Pain Management - Chronic Pain
Chronic pain afflicts approximately 10-20% of the adult population. Advances in research and development have greatly enhanced our ability to treat both acute and chronic pain disorders. However, while the number of treatment options – including antidepressants, anticonvulsants, opioids, nonopioid analgesics, local anesthetics, and alpha adrenergic agents – for such conditions as polyneuropathy, postherpetic neuralgia, low back pain, soft tissue injuries, and arthritic conditions has expanded, many patients – particularly those with persistent pain – continue to experience inadequate pain relief and/or intolerable adverse effects.
Pain control is essential because, even when the underlying disease process is stable, uncontrolled pain prevents patients from working productively, enjoying recreation, or taking pleasure in their usual roles in the family and society. Chronic pain may have a myriad of causes and perpetuating factors, and therefore can be much more difficult to manage than acute pain, requiring a multidisciplinary approach and customized treatment protocols to meet the specific needs of each patient.

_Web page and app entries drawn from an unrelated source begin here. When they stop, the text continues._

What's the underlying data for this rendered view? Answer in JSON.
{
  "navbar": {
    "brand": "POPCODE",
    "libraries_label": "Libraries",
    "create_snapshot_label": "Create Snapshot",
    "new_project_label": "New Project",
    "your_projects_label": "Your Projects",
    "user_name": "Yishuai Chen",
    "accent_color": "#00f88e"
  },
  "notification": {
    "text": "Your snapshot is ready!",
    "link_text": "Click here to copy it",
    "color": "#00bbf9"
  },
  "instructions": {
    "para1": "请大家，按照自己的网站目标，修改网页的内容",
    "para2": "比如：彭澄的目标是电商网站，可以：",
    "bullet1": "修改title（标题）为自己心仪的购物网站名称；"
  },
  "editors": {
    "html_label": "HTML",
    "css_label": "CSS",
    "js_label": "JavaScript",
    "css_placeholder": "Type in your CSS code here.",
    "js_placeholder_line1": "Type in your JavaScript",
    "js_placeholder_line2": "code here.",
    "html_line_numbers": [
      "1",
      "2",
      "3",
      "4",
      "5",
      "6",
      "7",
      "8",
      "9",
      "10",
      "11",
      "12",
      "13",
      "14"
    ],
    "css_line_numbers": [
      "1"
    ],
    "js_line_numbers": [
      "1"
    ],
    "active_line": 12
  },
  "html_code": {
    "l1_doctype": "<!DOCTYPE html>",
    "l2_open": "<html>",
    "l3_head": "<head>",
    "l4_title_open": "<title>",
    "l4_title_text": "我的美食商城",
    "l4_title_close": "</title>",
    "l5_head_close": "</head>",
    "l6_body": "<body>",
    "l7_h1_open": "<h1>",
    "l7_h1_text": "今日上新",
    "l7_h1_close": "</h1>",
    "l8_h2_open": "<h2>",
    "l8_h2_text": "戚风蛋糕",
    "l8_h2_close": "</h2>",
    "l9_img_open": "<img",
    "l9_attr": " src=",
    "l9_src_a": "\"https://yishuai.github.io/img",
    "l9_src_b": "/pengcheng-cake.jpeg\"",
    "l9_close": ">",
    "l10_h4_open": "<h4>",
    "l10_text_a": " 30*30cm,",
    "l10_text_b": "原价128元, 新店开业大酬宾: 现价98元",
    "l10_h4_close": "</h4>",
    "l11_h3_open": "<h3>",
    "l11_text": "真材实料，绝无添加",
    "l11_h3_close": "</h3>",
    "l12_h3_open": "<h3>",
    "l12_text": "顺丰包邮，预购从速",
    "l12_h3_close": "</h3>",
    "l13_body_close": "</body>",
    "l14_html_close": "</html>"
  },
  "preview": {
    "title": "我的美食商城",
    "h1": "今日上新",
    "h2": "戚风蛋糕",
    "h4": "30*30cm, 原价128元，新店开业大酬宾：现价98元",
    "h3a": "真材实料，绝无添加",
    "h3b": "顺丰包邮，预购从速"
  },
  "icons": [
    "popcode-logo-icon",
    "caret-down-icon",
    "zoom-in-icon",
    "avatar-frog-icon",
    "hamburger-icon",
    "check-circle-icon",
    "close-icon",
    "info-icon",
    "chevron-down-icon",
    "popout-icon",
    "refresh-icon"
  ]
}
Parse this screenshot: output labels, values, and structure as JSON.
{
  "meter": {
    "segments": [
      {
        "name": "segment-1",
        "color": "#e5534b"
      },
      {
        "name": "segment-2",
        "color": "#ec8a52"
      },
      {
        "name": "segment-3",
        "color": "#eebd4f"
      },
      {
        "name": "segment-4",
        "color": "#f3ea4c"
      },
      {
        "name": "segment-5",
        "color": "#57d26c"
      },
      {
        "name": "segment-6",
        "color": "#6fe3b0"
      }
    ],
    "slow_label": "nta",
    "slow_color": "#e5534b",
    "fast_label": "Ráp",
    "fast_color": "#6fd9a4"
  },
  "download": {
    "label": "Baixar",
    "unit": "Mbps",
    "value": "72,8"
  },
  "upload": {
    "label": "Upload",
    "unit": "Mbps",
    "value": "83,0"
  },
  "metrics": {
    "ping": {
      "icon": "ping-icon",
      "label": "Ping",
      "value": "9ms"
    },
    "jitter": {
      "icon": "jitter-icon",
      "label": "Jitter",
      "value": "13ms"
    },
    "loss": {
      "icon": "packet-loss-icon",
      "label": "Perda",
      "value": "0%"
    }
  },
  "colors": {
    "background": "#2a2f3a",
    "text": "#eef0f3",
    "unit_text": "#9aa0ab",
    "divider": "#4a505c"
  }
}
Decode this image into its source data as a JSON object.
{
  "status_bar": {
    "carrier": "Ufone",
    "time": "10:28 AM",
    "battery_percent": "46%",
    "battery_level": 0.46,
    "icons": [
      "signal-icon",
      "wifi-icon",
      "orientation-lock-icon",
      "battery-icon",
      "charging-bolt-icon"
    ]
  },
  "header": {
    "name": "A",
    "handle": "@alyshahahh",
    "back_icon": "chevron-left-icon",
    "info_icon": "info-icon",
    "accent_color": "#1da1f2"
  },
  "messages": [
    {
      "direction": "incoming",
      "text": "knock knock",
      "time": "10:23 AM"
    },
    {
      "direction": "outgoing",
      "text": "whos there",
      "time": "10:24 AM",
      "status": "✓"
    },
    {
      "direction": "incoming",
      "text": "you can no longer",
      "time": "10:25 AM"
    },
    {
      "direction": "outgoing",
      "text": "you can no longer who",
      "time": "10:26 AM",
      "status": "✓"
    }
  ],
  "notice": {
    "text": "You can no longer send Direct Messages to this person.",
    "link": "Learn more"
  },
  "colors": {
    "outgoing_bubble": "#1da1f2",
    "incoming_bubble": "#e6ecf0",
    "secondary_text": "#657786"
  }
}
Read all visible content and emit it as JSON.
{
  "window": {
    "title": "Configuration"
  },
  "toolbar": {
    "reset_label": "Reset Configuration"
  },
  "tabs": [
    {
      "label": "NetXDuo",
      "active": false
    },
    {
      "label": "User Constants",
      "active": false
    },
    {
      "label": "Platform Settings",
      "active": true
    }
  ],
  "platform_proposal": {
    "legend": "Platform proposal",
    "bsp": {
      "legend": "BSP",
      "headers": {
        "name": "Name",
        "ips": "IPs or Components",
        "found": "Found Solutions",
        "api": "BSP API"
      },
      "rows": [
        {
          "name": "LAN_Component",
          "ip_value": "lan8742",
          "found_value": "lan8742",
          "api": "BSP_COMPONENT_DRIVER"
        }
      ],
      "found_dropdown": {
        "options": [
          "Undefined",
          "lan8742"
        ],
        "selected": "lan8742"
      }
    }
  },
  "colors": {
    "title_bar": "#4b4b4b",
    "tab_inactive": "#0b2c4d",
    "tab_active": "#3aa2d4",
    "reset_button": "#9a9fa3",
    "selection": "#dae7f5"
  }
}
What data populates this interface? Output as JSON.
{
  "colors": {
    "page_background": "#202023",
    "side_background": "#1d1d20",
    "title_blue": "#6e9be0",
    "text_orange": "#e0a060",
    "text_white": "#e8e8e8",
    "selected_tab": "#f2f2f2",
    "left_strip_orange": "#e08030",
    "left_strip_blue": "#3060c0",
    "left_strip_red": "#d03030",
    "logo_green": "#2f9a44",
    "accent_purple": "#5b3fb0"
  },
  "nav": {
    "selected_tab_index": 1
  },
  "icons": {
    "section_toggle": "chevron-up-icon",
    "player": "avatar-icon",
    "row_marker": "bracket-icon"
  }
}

Forms of chronic pain include:
- Neuropathic pain
- Musculoskeletal pain
- Rheumatoid arthritis
- Cancer pain
Neuropathic pain includes a variety of conditions such as diabetic neuropathy, post herpetic neuralgia, post mastectomy pain, phantom limb pain, reflex sympathetic dystrophy (RSD or Complex Regional Pain Syndrome), and pain caused by blunt trauma or crushing injuries. Symptoms of neuropathic pain may not be evident for weeks to months after the injury. The likelihood of effective management worsens as the symptom duration increases; therefore, prompt evaluation and treatment are vital.